There are many moments in a junior tennis player’s career that are of vital importance. The transition between under 12’s and under 14’s is one of those. During this period there are many obstacles that need to be overcome if the player is to succeed. Some factors that immediately come to mind are things like a great work ethic, dedication, the physical/mental maturation of the individual and a willingness to compete.
At this point choosing the right coach becomes pivotal. This is where correct habits and routines are most easily built and the child’s game should be worked on from both a technical and psychological standpoint. The coaches most important job is to balance expectations, both parental and from the player themselves while keeping the junior engaged, eager to work and on the right progression.
I grew up playing tennis in Vancouver, Canada. I was a solid junior in the 12’s but never at the top of the rankings due to the fact that I had an aggressive nature and thus adopted that game style as well. As most young juniors with a game style they have not grown into yet I lost many matches to players who were steadier than I was. I had many doubts as to whether I was moving in the right direction with my game. I remember the transition from 12’s to 14’s as being the most difficult one as far as juniors are concerned. There were lots of kids who had matured physically much earlier than me and were already a foot and a half taller.
With my lanky stature and less than overwhelming power the 14s seemed daunting at best. My parents, both smart individuals, saw the struggles I was having and decided that perhaps a coaching change would be good for me. I switched coaches a few times the year I turned 13 but it was difficult to find the right fit. Each time it seemed as if the same issues surfaced; the coaches didn’t really care if I got better and the practices seemed arduous.
Never once did any of them come to watch tournament matches on the weekends or show interest in seeing what level the competition was playing at so as to have a better idea of what I needed to be working on. If things had stayed the same my tennis career would most likely have ended soon after that year.

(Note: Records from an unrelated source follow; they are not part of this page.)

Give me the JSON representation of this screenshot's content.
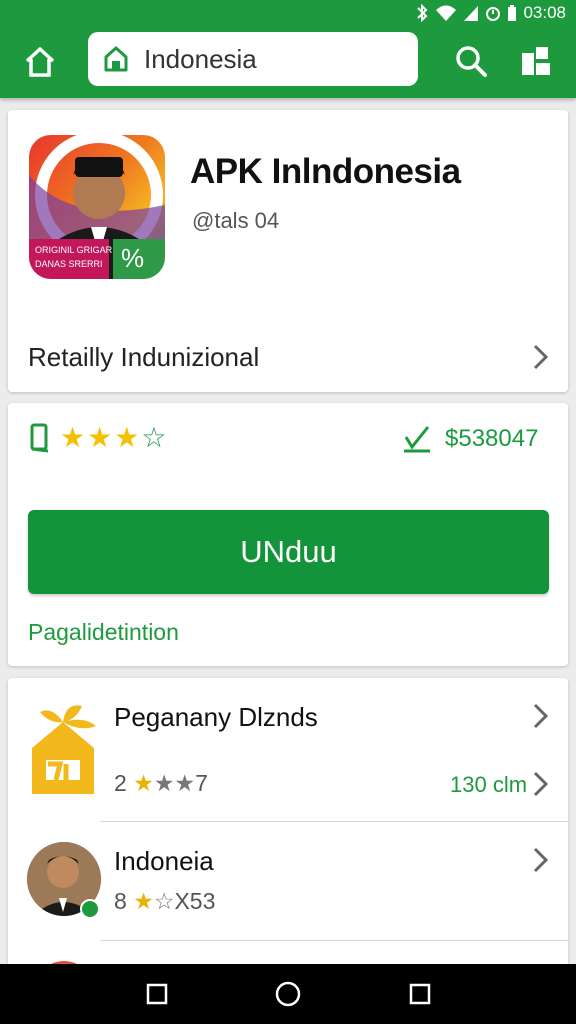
{
  "status_bar": {
    "time": "03:08",
    "icons": [
      "bluetooth-icon",
      "wifi-icon",
      "signal-icon",
      "signal-icon",
      "alarm-icon",
      "battery-icon"
    ]
  },
  "app_bar": {
    "home_icon": "home-icon",
    "search_query": "Indonesia",
    "lock_icon": "lock-icon",
    "search_icon": "search-icon",
    "share_icon": "share-icon",
    "color": "#1e9a3e"
  },
  "app_header": {
    "name": "APK Inlndonesia",
    "handle": "@tals 04",
    "icon_text_1": "ORIGINIL GRIGAR",
    "icon_text_2": "DANAS SRERRI",
    "category": "Retailly Indunizional"
  },
  "stats": {
    "rating_stars": 3.5,
    "price": "$538047"
  },
  "actions": {
    "download_label": "UNduu",
    "details_label": "Pagalidetintion"
  },
  "related": [
    {
      "title": "Peganany Dlznds",
      "rating_prefix": "2",
      "rating_suffix": "7",
      "size": "130 clm"
    },
    {
      "title": "Indoneia",
      "rating_prefix": "8",
      "rating_suffix": "X53"
    }
  ],
  "nav_bar": {
    "buttons": [
      "recents-icon",
      "home-circle-icon",
      "square-icon"
    ]
  }
}
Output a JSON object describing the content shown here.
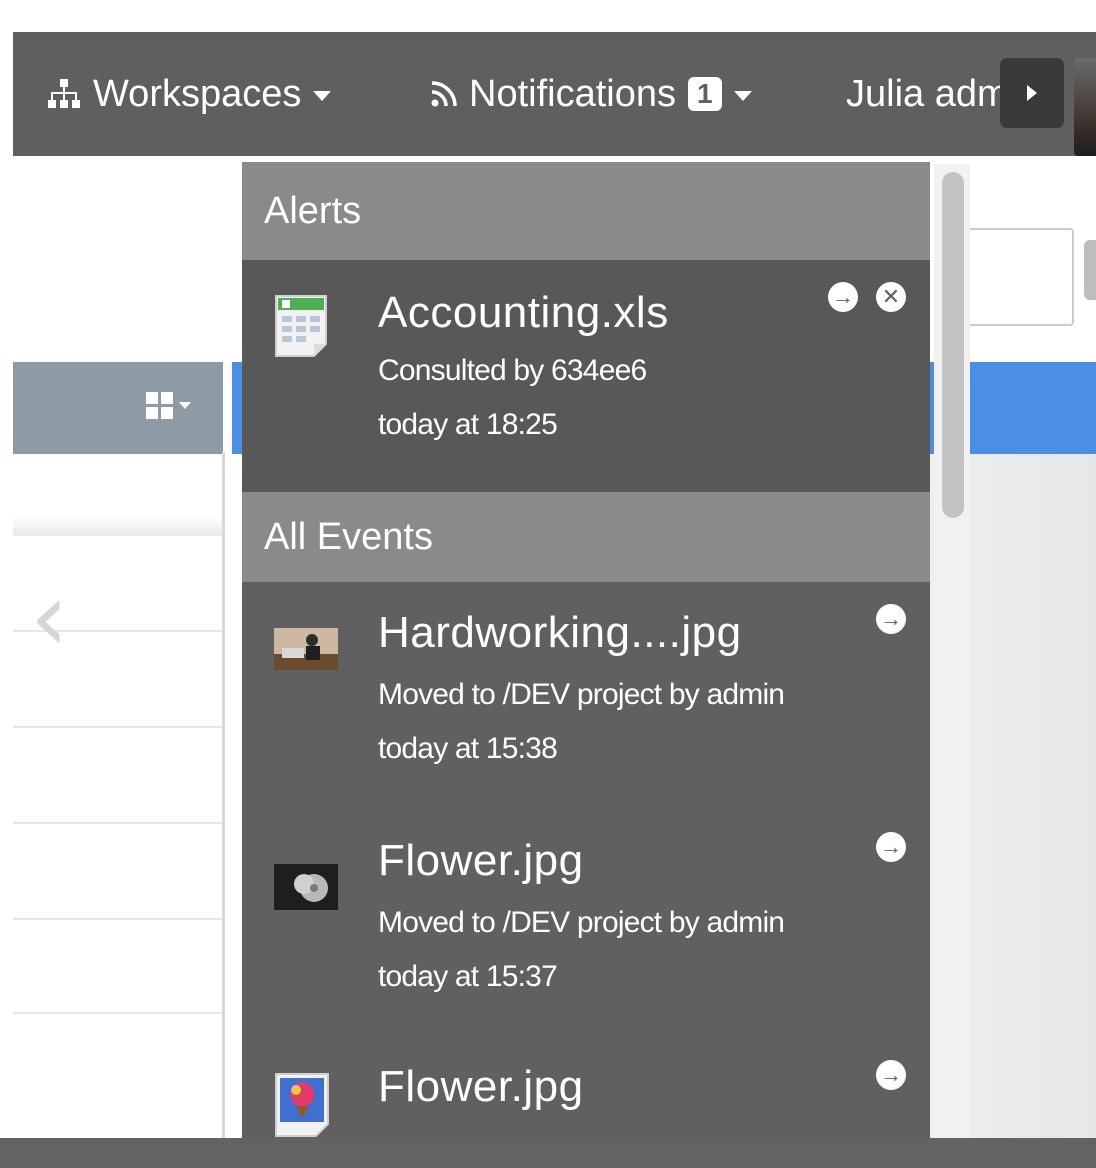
{
  "navbar": {
    "workspaces_label": "Workspaces",
    "notifications_label": "Notifications",
    "notifications_count": "1",
    "user_label": "Julia adm"
  },
  "dropdown": {
    "alerts_header": "Alerts",
    "all_events_header": "All Events",
    "alerts": [
      {
        "title": "Accounting.xls",
        "line1": "Consulted by 634ee6",
        "line2": "today at 18:25",
        "thumbnail": "spreadsheet-file-icon"
      }
    ],
    "events": [
      {
        "title": "Hardworking....jpg",
        "line1": "Moved to /DEV project by admin",
        "line2": "today at 15:38",
        "thumbnail": "photo-thumbnail"
      },
      {
        "title": "Flower.jpg",
        "line1": "Moved to /DEV project by admin",
        "line2": "today at 15:37",
        "thumbnail": "photo-thumbnail"
      },
      {
        "title": "Flower.jpg",
        "thumbnail": "image-file-icon"
      }
    ]
  },
  "icons": {
    "workspaces": "sitemap-icon",
    "notifications": "rss-icon",
    "go": "arrow-right-circle-icon",
    "dismiss": "close-circle-icon",
    "view": "grid-view-icon",
    "back": "chevron-left-icon"
  },
  "colors": {
    "navbar": "#5f5f5f",
    "dropdown": "#606060",
    "section_header": "#8a8a8a",
    "accent_blue": "#4a8fe3"
  }
}
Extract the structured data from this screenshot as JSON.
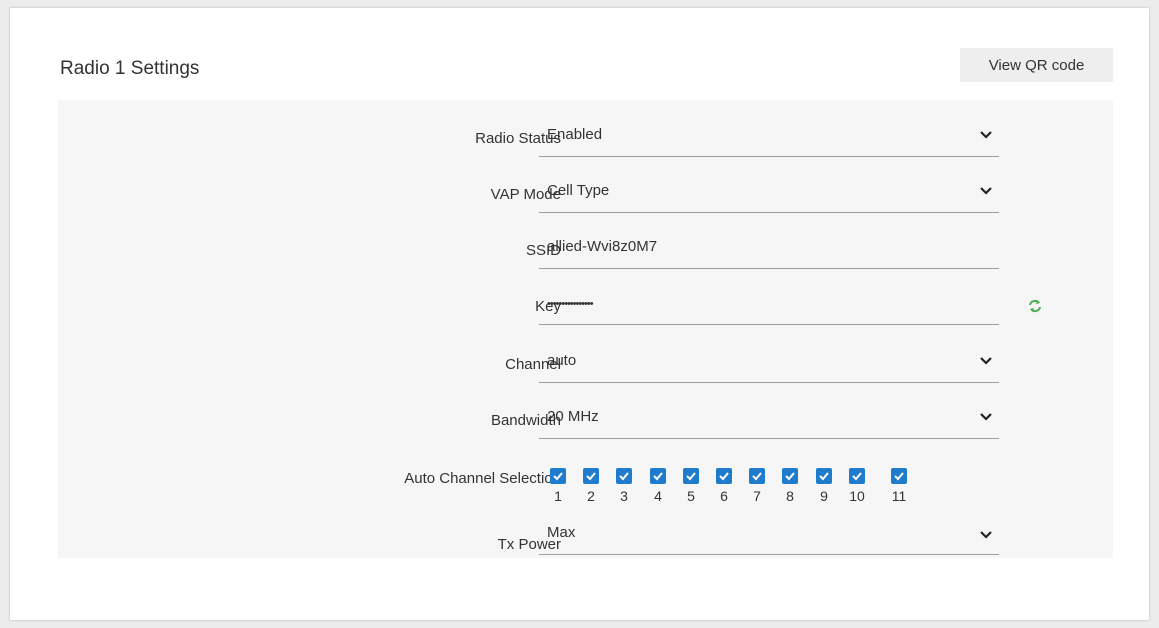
{
  "header": {
    "title": "Radio 1 Settings",
    "qr_button": "View QR code"
  },
  "form": {
    "radio_status": {
      "label": "Radio Status",
      "value": "Enabled"
    },
    "vap_mode": {
      "label": "VAP Mode",
      "value": "Cell Type"
    },
    "ssid": {
      "label": "SSID",
      "value": "allied-Wvi8z0M7"
    },
    "key": {
      "label": "Key",
      "value": "••••••••••••••••"
    },
    "channel": {
      "label": "Channel",
      "value": "auto"
    },
    "bandwidth": {
      "label": "Bandwidth",
      "value": "20 MHz"
    },
    "auto_channel": {
      "label": "Auto Channel Selection",
      "channels": [
        "1",
        "2",
        "3",
        "4",
        "5",
        "6",
        "7",
        "8",
        "9",
        "10",
        "11"
      ],
      "checked": [
        true,
        true,
        true,
        true,
        true,
        true,
        true,
        true,
        true,
        true,
        true
      ]
    },
    "tx_power": {
      "label": "Tx Power",
      "value": "Max"
    }
  },
  "colors": {
    "checkbox": "#1f7ccd",
    "refresh_icon": "#4caf50"
  },
  "icons": {
    "select_arrow": "chevron-down-icon",
    "regenerate_key": "refresh-icon",
    "checkbox_mark": "checkmark-icon"
  }
}
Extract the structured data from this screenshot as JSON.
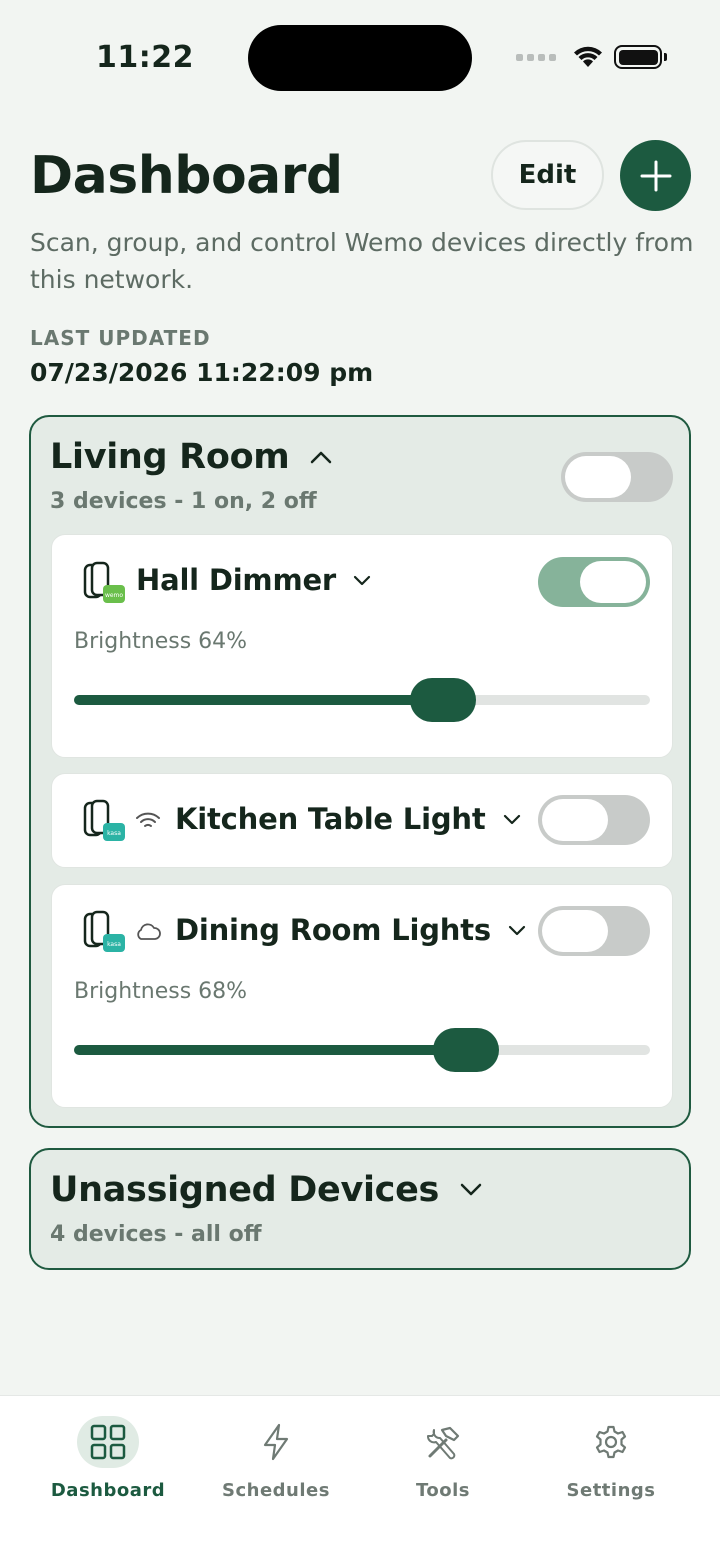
{
  "status_bar": {
    "time": "11:22"
  },
  "header": {
    "title": "Dashboard",
    "edit_label": "Edit",
    "add_icon": "plus-icon",
    "subtitle": "Scan, group, and control Wemo devices directly from this network.",
    "last_updated_label": "LAST UPDATED",
    "last_updated_value": "07/23/2026 11:22:09 pm"
  },
  "groups": [
    {
      "name": "Living Room",
      "summary": "3 devices - 1 on, 2 off",
      "expanded": true,
      "toggle_on": false,
      "devices": [
        {
          "name": "Hall Dimmer",
          "brand": "wemo",
          "connection_icon": "",
          "on": true,
          "brightness_label": "Brightness 64%",
          "brightness": 64
        },
        {
          "name": "Kitchen Table Light",
          "brand": "kasa",
          "connection_icon": "wifi-icon",
          "on": false
        },
        {
          "name": "Dining Room Lights",
          "brand": "kasa",
          "connection_icon": "cloud-icon",
          "on": false,
          "brightness_label": "Brightness 68%",
          "brightness": 68
        }
      ]
    },
    {
      "name": "Unassigned Devices",
      "summary": "4 devices - all off",
      "expanded": false
    }
  ],
  "tabs": [
    {
      "label": "Dashboard",
      "icon": "grid-icon",
      "active": true
    },
    {
      "label": "Schedules",
      "icon": "lightning-icon",
      "active": false
    },
    {
      "label": "Tools",
      "icon": "tools-icon",
      "active": false
    },
    {
      "label": "Settings",
      "icon": "gear-icon",
      "active": false
    }
  ],
  "colors": {
    "accent": "#1c5a40",
    "toggle_on": "#86b39a",
    "toggle_off": "#c8cbc9",
    "wemo_badge": "#6abf4b",
    "kasa_badge": "#2bb3a5"
  }
}
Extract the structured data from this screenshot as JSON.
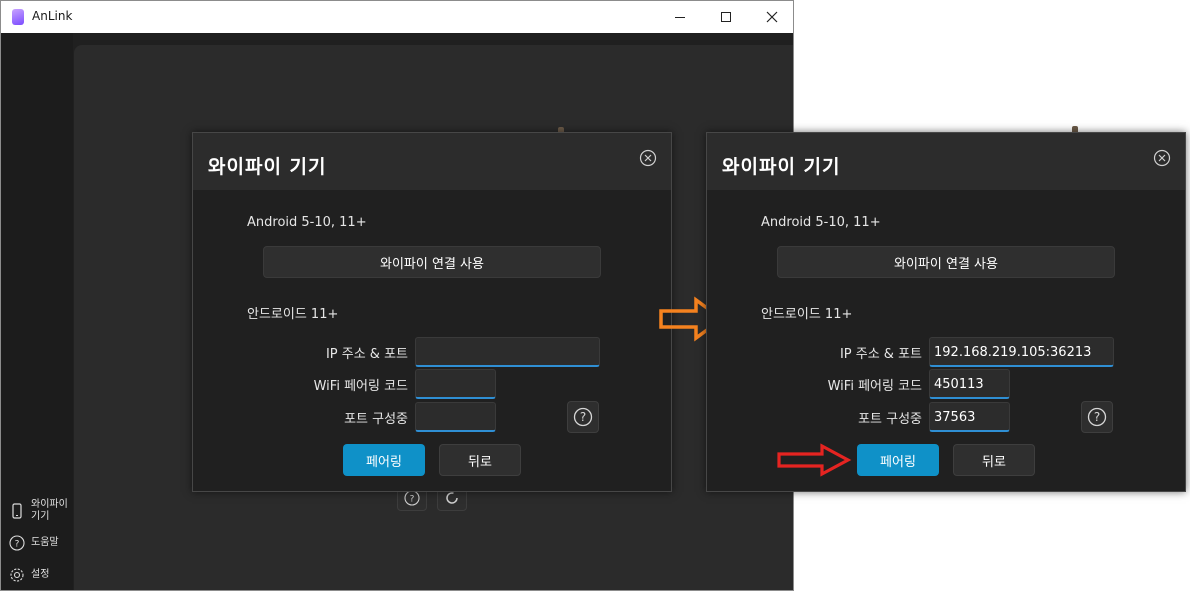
{
  "window": {
    "app_name": "AnLink",
    "controls": {
      "minimize": "–",
      "maximize": "□",
      "close": "✕"
    }
  },
  "sidebar": {
    "items": [
      {
        "label": "와이파이\n기기",
        "icon": "phone-icon"
      },
      {
        "label": "도움말",
        "icon": "help-circle-icon"
      },
      {
        "label": "설정",
        "icon": "gear-icon"
      }
    ]
  },
  "dialogs": [
    {
      "title": "와이파이 기기",
      "section_android": "Android 5-10, 11+",
      "wifi_button": "와이파이 연결 사용",
      "section_korean": "안드로이드 11+",
      "ip_label": "IP 주소 & 포트",
      "ip_value": "",
      "pairing_label": "WiFi 페어링 코드",
      "pairing_value": "",
      "port_label": "포트 구성중",
      "port_value": "",
      "pair_button": "페어링",
      "back_button": "뒤로"
    },
    {
      "title": "와이파이 기기",
      "section_android": "Android 5-10, 11+",
      "wifi_button": "와이파이 연결 사용",
      "section_korean": "안드로이드 11+",
      "ip_label": "IP 주소 & 포트",
      "ip_value": "192.168.219.105:36213",
      "pairing_label": "WiFi 페어링 코드",
      "pairing_value": "450113",
      "port_label": "포트 구성중",
      "port_value": "37563",
      "pair_button": "페어링",
      "back_button": "뒤로"
    }
  ],
  "annotations": {
    "orange_arrow_color": "#f5821f",
    "red_arrow_color": "#e52421"
  },
  "colors": {
    "accent": "#0f91c8",
    "focus_underline": "#2f8fd4",
    "dialog_bg": "#202020",
    "header_bg": "#2c2c2c"
  }
}
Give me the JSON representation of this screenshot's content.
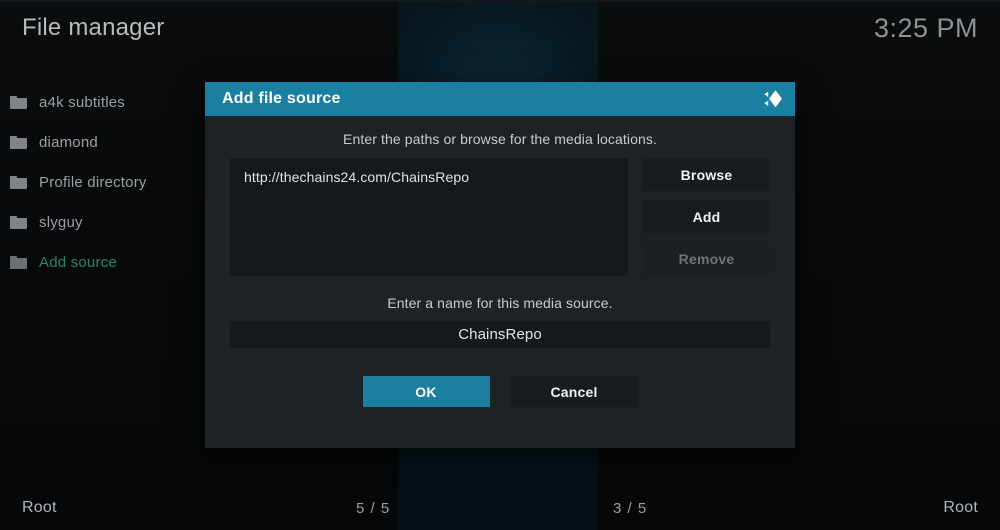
{
  "header": {
    "title": "File manager",
    "clock": "3:25 PM"
  },
  "sidebar": {
    "items": [
      {
        "label": "a4k subtitles",
        "icon": "folder-icon",
        "accent": false
      },
      {
        "label": "diamond",
        "icon": "folder-icon",
        "accent": false
      },
      {
        "label": "Profile directory",
        "icon": "folder-icon",
        "accent": false
      },
      {
        "label": "slyguy",
        "icon": "folder-icon",
        "accent": false
      },
      {
        "label": "Add source",
        "icon": "folder-icon",
        "accent": true
      }
    ]
  },
  "dialog": {
    "title": "Add file source",
    "logo_icon": "kodi-logo-icon",
    "paths_hint": "Enter the paths or browse for the media locations.",
    "paths": [
      "http://thechains24.com/ChainsRepo"
    ],
    "buttons": {
      "browse": "Browse",
      "add": "Add",
      "remove": "Remove"
    },
    "name_hint": "Enter a name for this media source.",
    "name_value": "ChainsRepo",
    "actions": {
      "ok": "OK",
      "cancel": "Cancel"
    }
  },
  "statusbar": {
    "left_path": "Root",
    "left_count": "5 / 5",
    "right_count": "3 / 5",
    "right_path": "Root"
  },
  "colors": {
    "accent_teal": "#1a7fa0",
    "accent_green": "#268a60",
    "dialog_bg": "#1d2226",
    "field_bg": "#14191c",
    "button_bg": "#171c1f",
    "text_primary": "#dfe3e4",
    "text_muted": "#9aa0a2",
    "text_disabled": "#6d7477"
  }
}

Luckily for me they did not stay the same. A Russian by the name of Vadim Korkh had moved to Vancouver a few months earlier and had some success working with boys in the 16 and 18’s division. He was the only coach who showed up regularly to tournament’s and when my mother approached him to ask if he would take me on as his student he reluctantly agreed to give me a trial period. Reluctantly because he currently wasn’t and didn’t want to work with younger juniors.
This was a turning point for me for a number of reasons. First of all he instilled a great work ethic in me but at the same time made it fun and kept me interested by incorporating many different games and point situations. He understood that at 12,13 or 14 years of age working only one on one with a coach can become mundane and monotonous for even the most steadfast and dedicated young athlete.
So instead of just drilling 15 hours per week he would incorporate two weekly semi-private training sessions that would create motivation through competition. We worked on building a solid foundation for an aggressive game in the future and didn’t worry too much about loses and wins and thus didn’t forego playing tournaments because of the chance of a bad loss.
In short there was a plan for the development of my game as a whole. One of the greatest joys any young player can feel is seeing themselves work hard and improve. I improved quickly. I ended up winning many national singles and doubles titles in Canada and eventually earned a full scholarship to the University of Southern California. Today I work with a top ranked U12 boy in Florida who is currently going through this very same transition.
As a coach you must understand that every individual is different and that what worked for you may not necessarily work someone else. Any good teacher needs to have the ability to be flexible when it comes to junior players, especially in the 12-14 range. I’m hoping that some of the same principles that helped in my development as a player will work for the boy I’m working with today. At the same time if it doesn’t, I know that I am prepared to switch it up.
Every great player has some universal traits but not every player acquired them in the same way. Hard work, dedication and grit are all characteristics that can be taught, but not every player responds to a drill sergeant. Keep this in mind when choosing who will work with your little phenom.